───── SOURCE DATA

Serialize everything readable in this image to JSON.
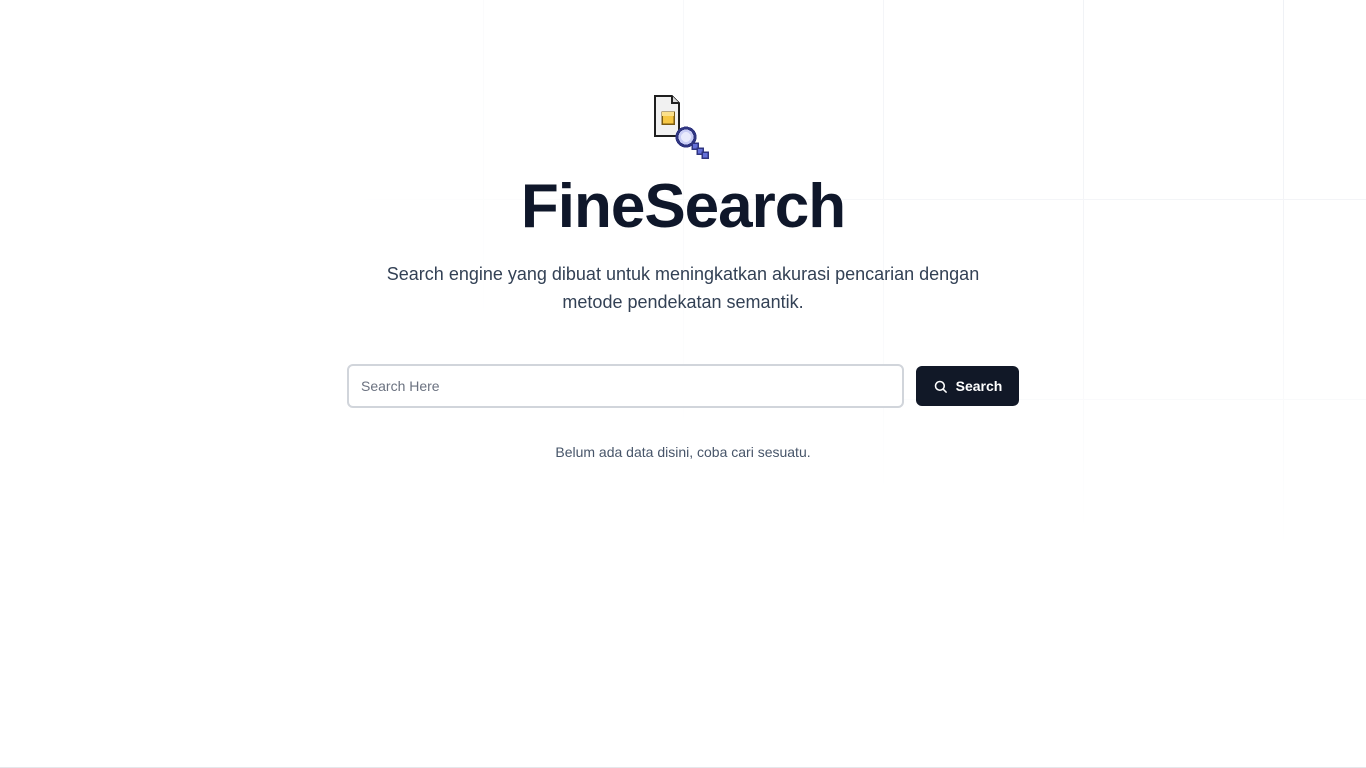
{
  "app": {
    "title": "FineSearch",
    "subtitle": "Search engine yang dibuat untuk meningkatkan akurasi pencarian dengan metode pendekatan semantik.",
    "logo_icon": "document-search-icon"
  },
  "search": {
    "placeholder": "Search Here",
    "value": "",
    "button_label": "Search",
    "button_icon": "search-icon"
  },
  "results": {
    "empty_message": "Belum ada data disini, coba cari sesuatu."
  },
  "colors": {
    "primary_text": "#0f172a",
    "button_bg": "#111827",
    "muted_text": "#475569",
    "logo_yellow": "#f6c744",
    "logo_blue": "#6470d8"
  }
}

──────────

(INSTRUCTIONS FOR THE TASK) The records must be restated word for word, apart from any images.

(RESULT OF THIS TASK)
Serialize everything readable in this image to JSON.
{
  "app": {
    "title": "FineSearch",
    "subtitle": "Search engine yang dibuat untuk meningkatkan akurasi pencarian dengan metode pendekatan semantik.",
    "logo_icon": "document-search-icon"
  },
  "search": {
    "placeholder": "Search Here",
    "value": "",
    "button_label": "Search",
    "button_icon": "search-icon"
  },
  "results": {
    "empty_message": "Belum ada data disini, coba cari sesuatu."
  },
  "colors": {
    "primary_text": "#0f172a",
    "button_bg": "#111827",
    "muted_text": "#475569",
    "logo_yellow": "#f6c744",
    "logo_blue": "#6470d8"
  }
}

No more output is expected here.